Campaign Mode: Flight to the Ford (Part 2)
My preparation for the Flight to the Ford scenario continues in Part 2. In this article, I will be making tweaks to my two decks, explaining the changes as I go along. The modifications I made in anticipation of A Knife in the Dark ended up being key to victory, and I’m hoping to have similar success here. I know that it can sometimes feel tiresome to have to make changes to your decks for each quest, and I’ve actually had success in playing through the entire expansion without such tweaks, but generally I find it enjoyable to make strategic deck building decisions before each new scenario.
Part 2 – The Decks
* Note: If you haven’t yet read Part 1 of the Flight to the Ford Campaign Mode article, now is the time to do so, as the deck building decisions I have made here are directly related to the general strategies I am looking to employ.
I have no plans to make changes to my hero line-up until it’s truly necessary or one of my heroes falls, keeping in mind the threat penalty for hero replacement that is part of Campaign Mode.
Dunedain Watcher (TDM) x3
Son of Arnor (Core) x3
As I emphasized in Part 1, it is imperative to bring along as much shadow cancellation as possible when facing Flight to the Ford. Dunedain Watcher is an underrated ally that can be used as an emergency option to counter shadows. Son of Arnor does have some uses in this quest, as it can be used to engage with an enemy right before the Ford of Bruinen is explored (which discards all engaged enemies), but shadow cancellation is a much higher priority. I will leave the rest of the allies as they are, because willpower is king in this scenario, and this set of characters performs very well in that department.
Thror’s Key (OtD) x2

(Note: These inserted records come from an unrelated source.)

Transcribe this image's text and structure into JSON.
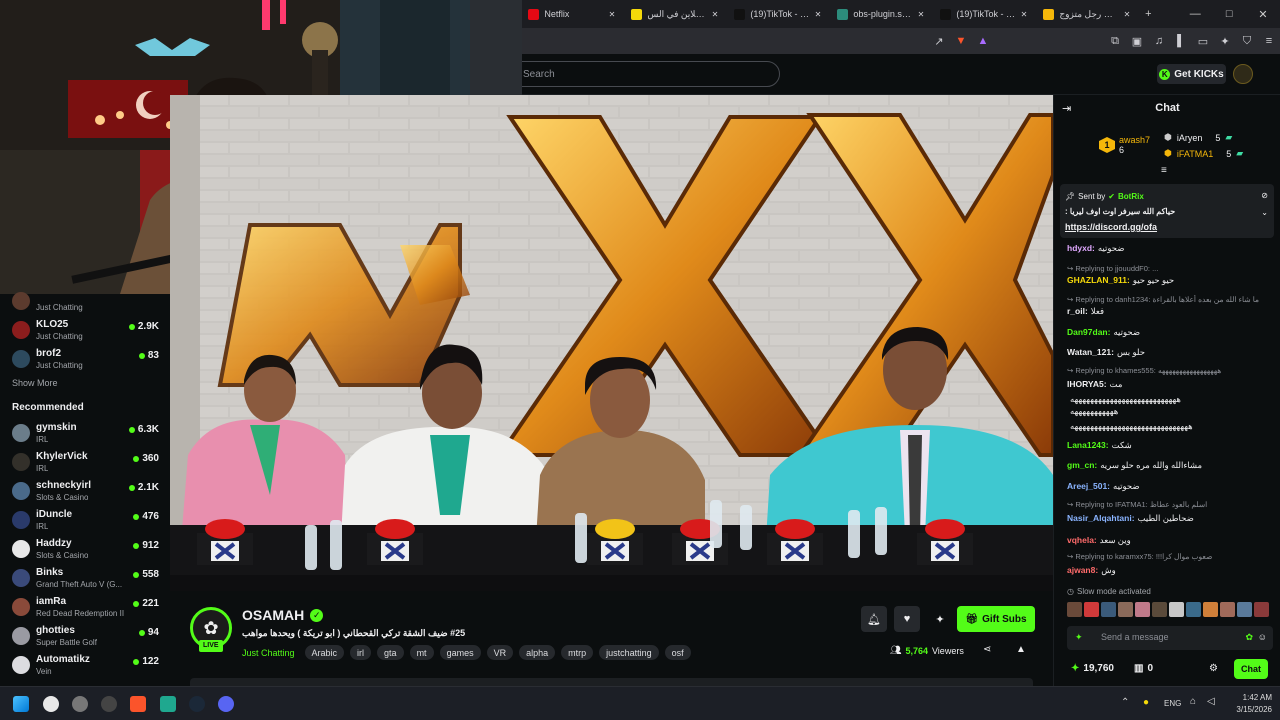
{
  "browser": {
    "tabs": [
      {
        "label": "Netflix",
        "color": "#e50914"
      },
      {
        "label": "نؤتها أونلاين في الس...",
        "color": "#f5d90a"
      },
      {
        "label": "(19)TikTok - Make Y...",
        "color": "#111111"
      },
      {
        "label": "obs-plugin.streami...",
        "color": "#2c8c7c"
      },
      {
        "label": "(19)TikTok - Make Y...",
        "color": "#111111"
      },
      {
        "label": "يوميات رجل متزوج...",
        "color": "#f5b70a"
      }
    ],
    "new_tab": "+",
    "window_controls": {
      "minimize": "—",
      "maximize": "□",
      "close": "✕"
    }
  },
  "header": {
    "search_placeholder": "Search",
    "get_kicks_label": "Get KICKs",
    "kick_badge": "K"
  },
  "sidebar": {
    "channels": [
      {
        "name": "",
        "category": "Just Chatting",
        "viewers": "",
        "avatar": "#5c3b2e"
      },
      {
        "name": "KLO25",
        "category": "Just Chatting",
        "viewers": "2.9K",
        "avatar": "#8c1d1d"
      },
      {
        "name": "brof2",
        "category": "Just Chatting",
        "viewers": "83",
        "avatar": "#2d4a5e"
      }
    ],
    "show_more": "Show More",
    "recommended_title": "Recommended",
    "recommended": [
      {
        "name": "gymskin",
        "category": "IRL",
        "viewers": "6.3K",
        "avatar": "#6b7d8a"
      },
      {
        "name": "KhylerVick",
        "category": "IRL",
        "viewers": "360",
        "avatar": "#33302a"
      },
      {
        "name": "schneckyirl",
        "category": "Slots & Casino",
        "viewers": "2.1K",
        "avatar": "#4a6a8a"
      },
      {
        "name": "iDuncle",
        "category": "IRL",
        "viewers": "476",
        "avatar": "#2a3a6a"
      },
      {
        "name": "Haddzy",
        "category": "Slots & Casino",
        "viewers": "912",
        "avatar": "#e8e8e8"
      },
      {
        "name": "Binks",
        "category": "Grand Theft Auto V (G...",
        "viewers": "558",
        "avatar": "#3a4a7a"
      },
      {
        "name": "iamRa",
        "category": "Red Dead Redemption II",
        "viewers": "221",
        "avatar": "#8a4a3a"
      },
      {
        "name": "ghotties",
        "category": "Super Battle Golf",
        "viewers": "94",
        "avatar": "#9a9aa2"
      },
      {
        "name": "Automatikz",
        "category": "Vein",
        "viewers": "122",
        "avatar": "#dcdce0"
      }
    ]
  },
  "stream": {
    "channel_name": "OSAMAH",
    "live_badge": "LIVE",
    "title": "#25 ضيف الشقة تركي القحطاني ( ابو تريكة ) ويحدها مواهب",
    "category": "Just Chatting",
    "tags": [
      "Arabic",
      "irl",
      "gta",
      "mt",
      "games",
      "VR",
      "alpha",
      "mtrp",
      "justchatting",
      "osf"
    ],
    "viewers": "5,764",
    "viewers_label": "Viewers",
    "gift_subs_label": "Gift Subs"
  },
  "chat": {
    "title": "Chat",
    "leaderboard": [
      {
        "rank": "1",
        "name": "awash7",
        "score": "6"
      },
      {
        "rank": "",
        "name": "iAryen",
        "score": "5"
      },
      {
        "rank": "",
        "name": "iFATMA1",
        "score": "5"
      }
    ],
    "pinned": {
      "sent_by_label": "Sent by",
      "sender": "BotRix",
      "text": "حياكم الله سيرفر اوت اوف ليريا :",
      "link": "https://discord.gg/ofa"
    },
    "messages": [
      {
        "type": "msg",
        "user": "hdyxd:",
        "text": "ضحوتيه",
        "color": "#e0a8ff"
      },
      {
        "type": "reply",
        "text": "Replying to jjouuddF0: ..."
      },
      {
        "type": "msg",
        "user": "GHAZLAN_911:",
        "text": "حيو حيو حيو",
        "color": "#f5d90a"
      },
      {
        "type": "reply",
        "text": "Replying to danh1234: ما شاء الله من بعده أعلاها بالقراءة"
      },
      {
        "type": "msg",
        "user": "r_oil:",
        "text": "فعلا",
        "color": "#efeff1"
      },
      {
        "type": "msg",
        "user": "Dan97dan:",
        "text": "ضحوتيه",
        "color": "#53fc18"
      },
      {
        "type": "msg",
        "user": "Watan_121:",
        "text": "حلو بس",
        "color": "#efeff1"
      },
      {
        "type": "reply",
        "text": "Replying to khames555: هههههههههههههههههه"
      },
      {
        "type": "msg",
        "user": "IHORYA5:",
        "text": "مت",
        "color": "#efeff1"
      },
      {
        "type": "msg",
        "user": "",
        "text": "هههههههههههههههههههههههههههه",
        "color": "#efeff1"
      },
      {
        "type": "msg",
        "user": "",
        "text": "هههههههههههه",
        "color": "#efeff1"
      },
      {
        "type": "msg",
        "user": "",
        "text": "ههههههههههههههههههههههههههههههه",
        "color": "#efeff1"
      },
      {
        "type": "msg",
        "user": "Lana1243:",
        "text": "شكت",
        "color": "#53fc18"
      },
      {
        "type": "msg",
        "user": "gm_cn:",
        "text": "مشاءالله والله مره حلو سريه",
        "color": "#53fc18"
      },
      {
        "type": "msg",
        "user": "Areej_501:",
        "text": "ضحوتيه",
        "color": "#8ab4ff"
      },
      {
        "type": "reply",
        "text": "Replying to IFATMA1: اسلم بالعود عطاظ"
      },
      {
        "type": "msg",
        "user": "Nasir_Alqahtani:",
        "text": "ضحاطين الطيب",
        "color": "#8ab4ff"
      },
      {
        "type": "msg",
        "user": "vqhela:",
        "text": "وين سعد",
        "color": "#ff6b6b"
      },
      {
        "type": "reply",
        "text": "Replying to karamxx75: !!!صعوب موال كرا"
      },
      {
        "type": "msg",
        "user": "ajwan8:",
        "text": "وش",
        "color": "#ff6b6b"
      }
    ],
    "slow_mode": "Slow mode activated",
    "input_placeholder": "Send a message",
    "points": "19,760",
    "gifts": "0",
    "send_label": "Chat"
  },
  "taskbar": {
    "language": "ENG",
    "time": "1:42 AM",
    "date": "3/15/2026"
  }
}
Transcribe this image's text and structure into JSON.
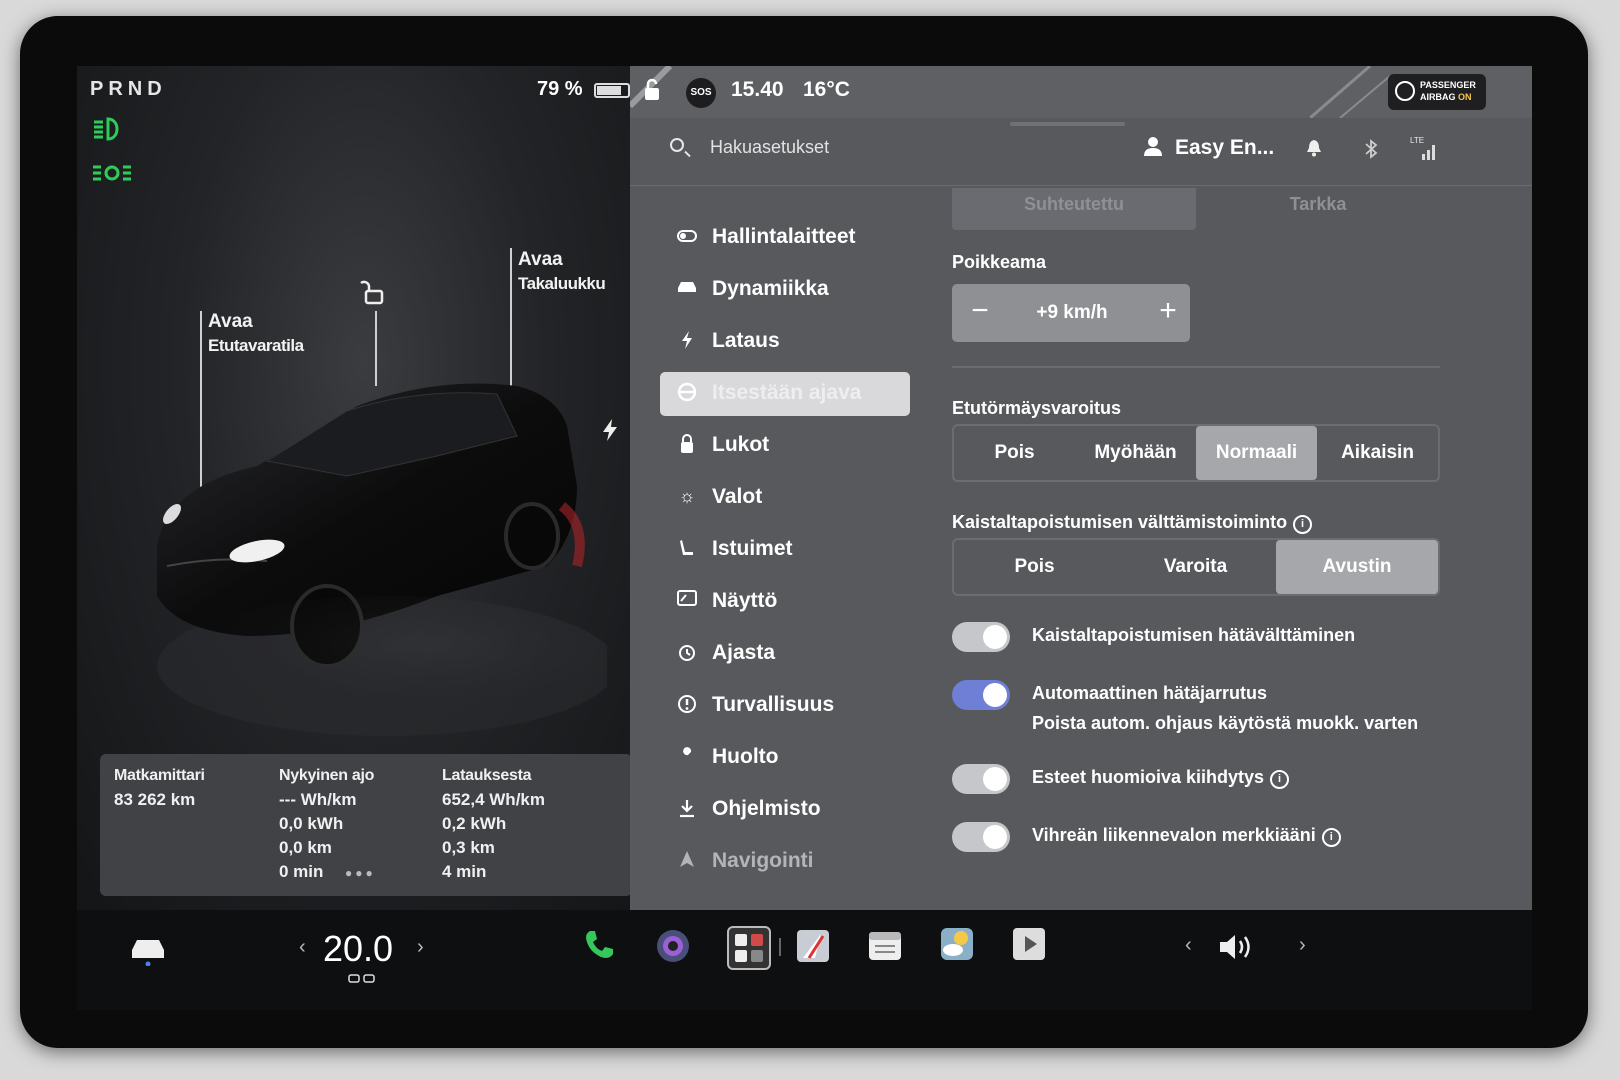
{
  "drive": {
    "gear": "PRND",
    "battery_percent": "79 %",
    "battery_level": 0.79,
    "headlight_icon": "headlight-icon",
    "parking_light_icon": "parking-light-icon"
  },
  "car_view": {
    "frunk_label_1": "Avaa",
    "frunk_label_2": "Etutavaratila",
    "trunk_label_1": "Avaa",
    "trunk_label_2": "Takaluukku"
  },
  "trip": {
    "odometer": {
      "title": "Matkamittari",
      "value": "83 262 km"
    },
    "current": {
      "title": "Nykyinen ajo",
      "lines": [
        "--- Wh/km",
        "0,0 kWh",
        "0,0 km",
        "0 min"
      ]
    },
    "since_charge": {
      "title": "Latauksesta",
      "lines": [
        "652,4 Wh/km",
        "0,2 kWh",
        "0,3 km",
        "4 min"
      ]
    }
  },
  "status": {
    "sos": "SOS",
    "time": "15.40",
    "temperature": "16°C",
    "airbag_line1": "PASSENGER",
    "airbag_line2": "AIRBAG",
    "airbag_state": "ON"
  },
  "header": {
    "search_placeholder": "Hakuasetukset",
    "profile_name": "Easy En...",
    "lte": "LTE"
  },
  "nav": [
    {
      "label": "Hallintalaitteet",
      "icon": "toggle-icon"
    },
    {
      "label": "Dynamiikka",
      "icon": "car-icon"
    },
    {
      "label": "Lataus",
      "icon": "bolt-icon"
    },
    {
      "label": "Itsestään ajava",
      "icon": "steering-wheel-icon"
    },
    {
      "label": "Lukot",
      "icon": "lock-icon"
    },
    {
      "label": "Valot",
      "icon": "sun-icon"
    },
    {
      "label": "Istuimet",
      "icon": "seat-icon"
    },
    {
      "label": "Näyttö",
      "icon": "display-icon"
    },
    {
      "label": "Ajasta",
      "icon": "alarm-icon"
    },
    {
      "label": "Turvallisuus",
      "icon": "info-icon"
    },
    {
      "label": "Huolto",
      "icon": "wrench-icon"
    },
    {
      "label": "Ohjelmisto",
      "icon": "download-icon"
    },
    {
      "label": "Navigointi",
      "icon": "navigation-icon"
    }
  ],
  "settings": {
    "top_options": [
      "Suhteutettu",
      "Tarkka"
    ],
    "offset_title": "Poikkeama",
    "offset_value": "+9 km/h",
    "fcw_title": "Etutörmäysvaroitus",
    "fcw_options": [
      "Pois",
      "Myöhään",
      "Normaali",
      "Aikaisin"
    ],
    "fcw_selected": "Normaali",
    "lda_title": "Kaistaltapoistumisen välttämistoiminto",
    "lda_options": [
      "Pois",
      "Varoita",
      "Avustin"
    ],
    "lda_selected": "Avustin",
    "toggles": [
      {
        "label": "Kaistaltapoistumisen hätävälttäminen",
        "on": true
      },
      {
        "label": "Automaattinen hätäjarrutus",
        "sub": "Poista autom. ohjaus käytöstä muokk. varten",
        "on": true
      },
      {
        "label": "Esteet huomioiva kiihdytys",
        "on": true
      },
      {
        "label": "Vihreän liikennevalon merkkiääni",
        "on": true
      }
    ]
  },
  "dock": {
    "cabin_temp": "20.0"
  }
}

I included Thror’s Key last time around in order to compensate for some of the prominent and troublesome locations included in the A Knife in the Dark scenario. Flight to the Ford does not really feature such locations, so I can safely remove the two copies of this attachment in order to make room for something more useful. The other attachments here form a core part of the deck, so I’ll leave them untouched, while I’m not adding any new ones to replace Thror’s Key, as I’m actually looking to use that space for a specific event.
Dwarven Tomb (Core Set) x2
If there’s one thing that will stand in my way (aside from Nazgul), it will be encounter card effects. A Test of Will and Hasty Stroke provide some protection, but I will want maximum usage out of those cards, so I will include Dwarven Tomb to recycle them. I’m likely going to be looking to draw a copy of A Test of Will in my opening hand, so that I can use it within the first few rounds, and hopefully draw either another copy or Dwarven Tomb to recycle it.
I love my Hobbit heroes and they aren’t going anywhere!
I made just a few minor changes here, mostly in favor of stronger willpower options. First, I replaced Landroval, who provides a nice emergency option to prevent hero death during Campaign Mode, with Haldir, who has higher willpower and well-balanced stats. Both are essentially Elf-stone targets, so it’s pretty much a straight swap in terms of effective cost (although Haldir is cheaper in conventional terms). Second, I decided to take out Farmer Maggot. It broke my heart to do so, as he is an awesome thematic match for this deck and has a useful gameplay effect as well, but Bofur is perfect for this scenario. He has a fantastic willpower of 2 and can help fetch the all-important Dagger of Westernesse from my deck.
I’m going to stand pat here, as this set of attachments has proven to be vital and irreplaceable.
Radagast’s Cunning (Core) x3
Hail of Stones (RtR) x3
Hail of Stones was a logical option for A Knife in the Dark as a solution to Bill Ferny and enemies trapped in the staging area by Midgewater. However, while it still can find use here, I feel ok about removing it to make space for Radagast’s Cunning. With questing quickly my primary goal, and with high threat Nazgul lurking about (including the Fell Riders that begin the game in the staging area), this Lore event can secure an extra 2-3 progress tokens for only 1 resource. I wanted to make space for Ravens of the Mountain, to gain even more progress and some scrying, but I’m going for the more consistent and safe option here.
One thing you might notice from this outline is that many times certain cards in your deck become linchpins, while others end up as movable parts that can be changed out based on the quest you are facing. This is a good deck building approach, as not only is it convenient, but it also is the sign of a successful deck. If you have to completely alter your deck for each scenario, then it might be fundamentally unsound.
Well folks, Part 2 ends, which means that it’s time to pit these decks against Flight to the Ford. Campaign Mode must come to an end (for now), so let’s hope for an exciting finale!